Chipotle expects fewer restaurant customers through July, shares fall

(Reuters) - Chipotle Mexican Grill Inc CMG.N said on Tuesday the number of visitors to its restaurants fell in the fourth quarter and would continue to decline through the middle of the year, sending shares of the burrito chain down 5 percent.

FILE PHOTO: The logo of Chipotle Mexican Grill is seen at a restaurant in Paris, March 7, 2016. REUTERS/Charles Platiau/File Photo

Chipotle has been fighting to lure back old customers and entice new ones to its restaurants since a series of food safety lapses in 2015 that crushed its sales and reputation. Instead, customer traffic fell about 3 percent in the fourth quarter.

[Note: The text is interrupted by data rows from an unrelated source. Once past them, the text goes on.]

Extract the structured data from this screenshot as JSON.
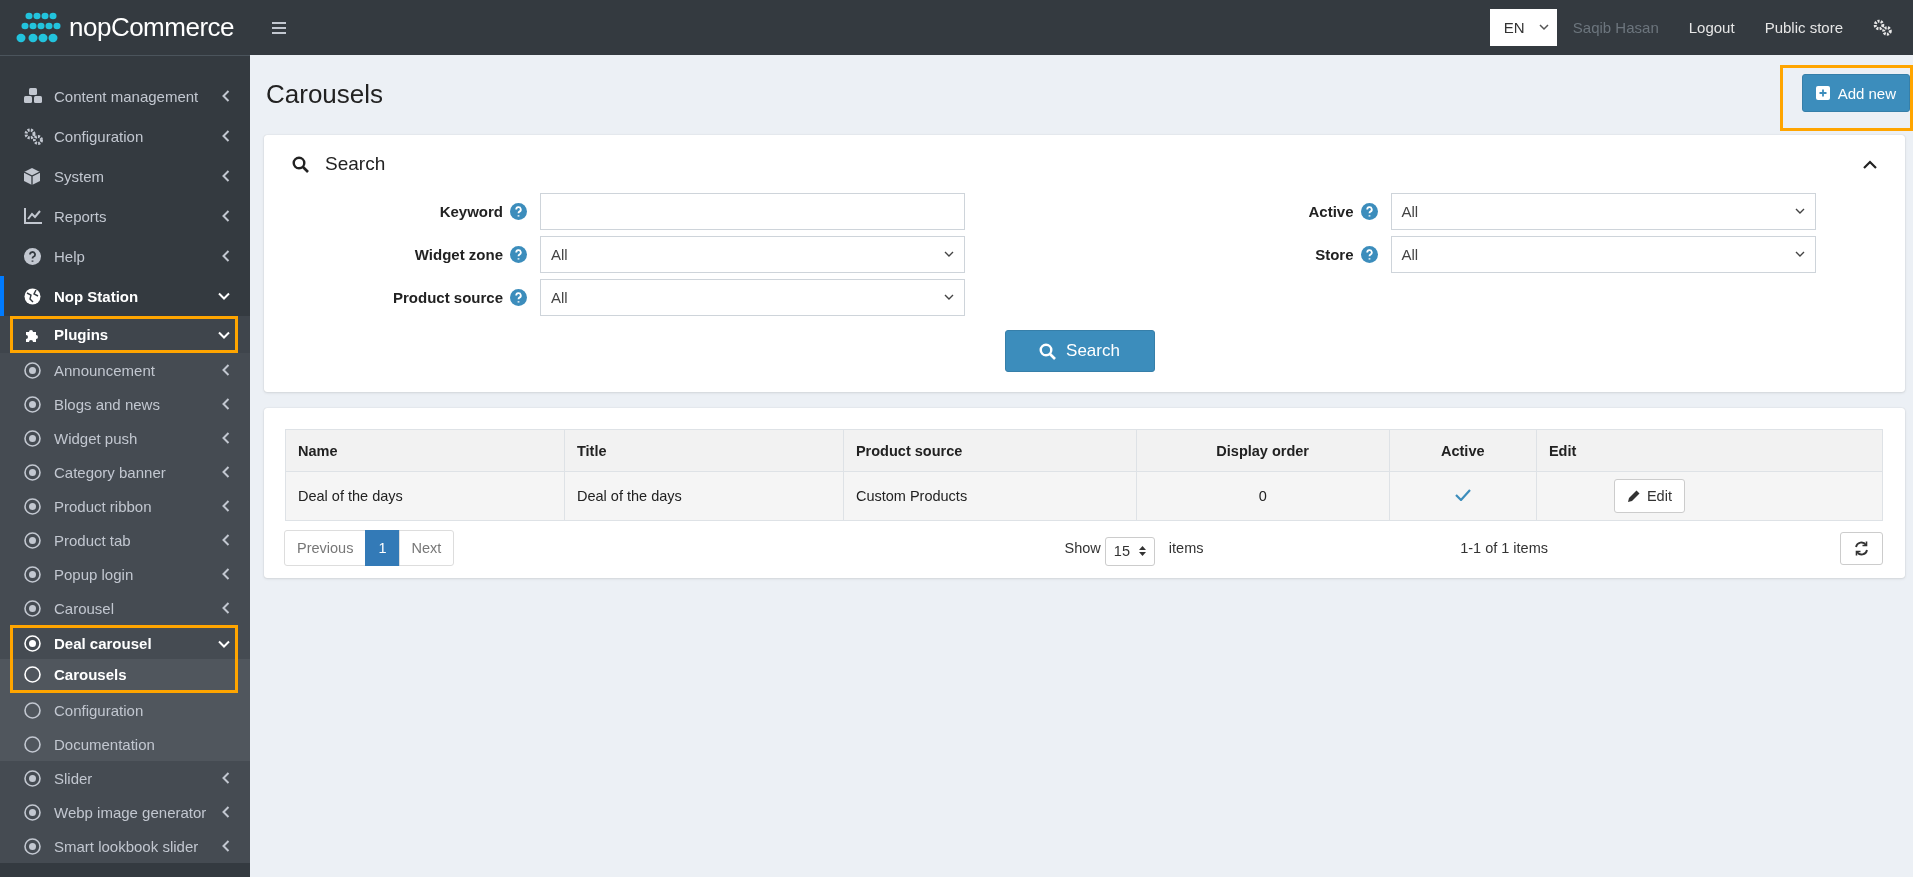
{
  "brand": {
    "name": "nopCommerce"
  },
  "header": {
    "language": "EN",
    "user": "Saqib Hasan",
    "links": [
      "Logout",
      "Public store"
    ]
  },
  "sidebar": {
    "items": [
      {
        "label": "Content management",
        "expanded": false,
        "highlighted": false
      },
      {
        "label": "Configuration",
        "expanded": false,
        "highlighted": false
      },
      {
        "label": "System",
        "expanded": false,
        "highlighted": false
      },
      {
        "label": "Reports",
        "expanded": false,
        "highlighted": false
      },
      {
        "label": "Help",
        "expanded": false,
        "highlighted": false
      },
      {
        "label": "Nop Station",
        "expanded": true,
        "highlighted": false,
        "children": [
          {
            "label": "Plugins",
            "expanded": true,
            "highlighted": true,
            "children": [
              {
                "label": "Announcement",
                "expanded": false,
                "highlighted": false
              },
              {
                "label": "Blogs and news",
                "expanded": false,
                "highlighted": false
              },
              {
                "label": "Widget push",
                "expanded": false,
                "highlighted": false
              },
              {
                "label": "Category banner",
                "expanded": false,
                "highlighted": false
              },
              {
                "label": "Product ribbon",
                "expanded": false,
                "highlighted": false
              },
              {
                "label": "Product tab",
                "expanded": false,
                "highlighted": false
              },
              {
                "label": "Popup login",
                "expanded": false,
                "highlighted": false
              },
              {
                "label": "Carousel",
                "expanded": false,
                "highlighted": false
              },
              {
                "label": "Deal carousel",
                "expanded": true,
                "highlighted": true,
                "children": [
                  {
                    "label": "Carousels",
                    "selected": true,
                    "highlighted": true
                  },
                  {
                    "label": "Configuration",
                    "selected": false,
                    "highlighted": false
                  },
                  {
                    "label": "Documentation",
                    "selected": false,
                    "highlighted": false
                  }
                ]
              },
              {
                "label": "Slider",
                "expanded": false,
                "highlighted": false
              },
              {
                "label": "Webp image generator",
                "expanded": false,
                "highlighted": false
              },
              {
                "label": "Smart lookbook slider",
                "expanded": false,
                "highlighted": false
              }
            ]
          }
        ]
      }
    ]
  },
  "page": {
    "title": "Carousels",
    "add_button": {
      "label": "Add new",
      "highlighted": true
    }
  },
  "search": {
    "title": "Search",
    "expanded": true,
    "fields": [
      {
        "label": "Keyword",
        "kind": "text"
      },
      {
        "label": "Widget zone",
        "kind": "select",
        "value": "All"
      },
      {
        "label": "Product source",
        "kind": "select",
        "value": "All"
      },
      {
        "label": "Active",
        "kind": "select",
        "value": "All"
      },
      {
        "label": "Store",
        "kind": "select",
        "value": "All"
      }
    ],
    "button": "Search"
  },
  "table": {
    "columns": [
      {
        "label": "Name"
      },
      {
        "label": "Title"
      },
      {
        "label": "Product source"
      },
      {
        "label": "Display order"
      },
      {
        "label": "Active"
      },
      {
        "label": "Edit"
      }
    ],
    "rows": [
      {
        "name": "Deal of the days",
        "title": "Deal of the days",
        "product_source": "Custom Products",
        "display_order": "0",
        "active": true,
        "edit": "Edit"
      }
    ]
  },
  "pager": {
    "pages": [
      {
        "label": "Previous",
        "selected": false
      },
      {
        "label": "1",
        "selected": true
      },
      {
        "label": "Next",
        "selected": false
      }
    ],
    "show_label": "Show",
    "page_size": "15",
    "items_label": "items",
    "summary": "1-1 of 1 items"
  }
}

The purveyor of made-to-order burritos raised prices by roughly 5 percent in 2017, out of step with many national fast-food chains trumpeting low-price "value menu" deals. McDonald's Corp MCD.N, which has been gaining marketshare, intensified the pressure in January with a new $1, $2, $3 menu.

Those price hikes contributed to a slightly better-than-expected rise in fourth-quarter sales at established restaurants, but the company’s expectations for customer visits, also known as traffic, sent Chipotle’s stock down $15.33 to $289. Its stock hit a high of more than $742 in 2015, before E.coli, salmonella and norovirus outbreaks sickened hundreds of U.S. customers.

Chipotle’s latest earnings performance is likely to test investor patience, especially that of its largest one Pershing Square Capital Management, a $9 billion hedge fund run by William Ackman that has a 10 percent stake in the chain.

Under pressure from Ackman and other investors, Chipotle has revamped its board and management, strengthened its food safety and gave away millions of dollars in free food. In November, founder and Chief Executive Steve Ells said he would step aside after failing for two years to rescue sales and the company’s reputation.

Sales at Chipotle restaurants open at least 13 months rose 0.9 percent for the fourth quarter as lower traffic figures partially erased the gain from menu price increases.

To tackle declining footfall and weak sales, executives outlined plans to launch a loyalty program at mid-year and to redesign restaurants to accommodate mobile orders, delivery and catering.

Net profit was $43.8 million, or $1.55 per share.

Excluding a 21 cent per share gain related to U.S. tax changes, Chipotle beat Street’s profit view by 2 cents, according to Thomson Reuters I/B/E/S.

Restaurant level operating margin increased to 14.9 percent, up from 13.5 percent a year earlier, but still significantly lower than peak margins of 28 percent.

Revenue jumped 7.3 percent to $1.1 billion, to match Wall Street’s view.

Chipotle forecast 2018 same-store sales in the low single-digit percentages and said it would open 130 to 150 new restaurants.

It estimated an effective tax rate for 2018 of between 30 and 31 percent, versus the 39 percent it previously expected.

The lower tax rate would result in savings of $40 million to $50 million in 2018. It plans to invest more than one-third of those savings in employee benefits, including one-time cash bonuses of up to $1,000 for crew and managers.

The chain is still searching for a new CEO to replace Ells, who has been alone at the helm since co-CEO Monty Moran was ousted in 2016.

Additional reporting by Svea Herbst-Bayliss in Boston; Editing by Susan Thomas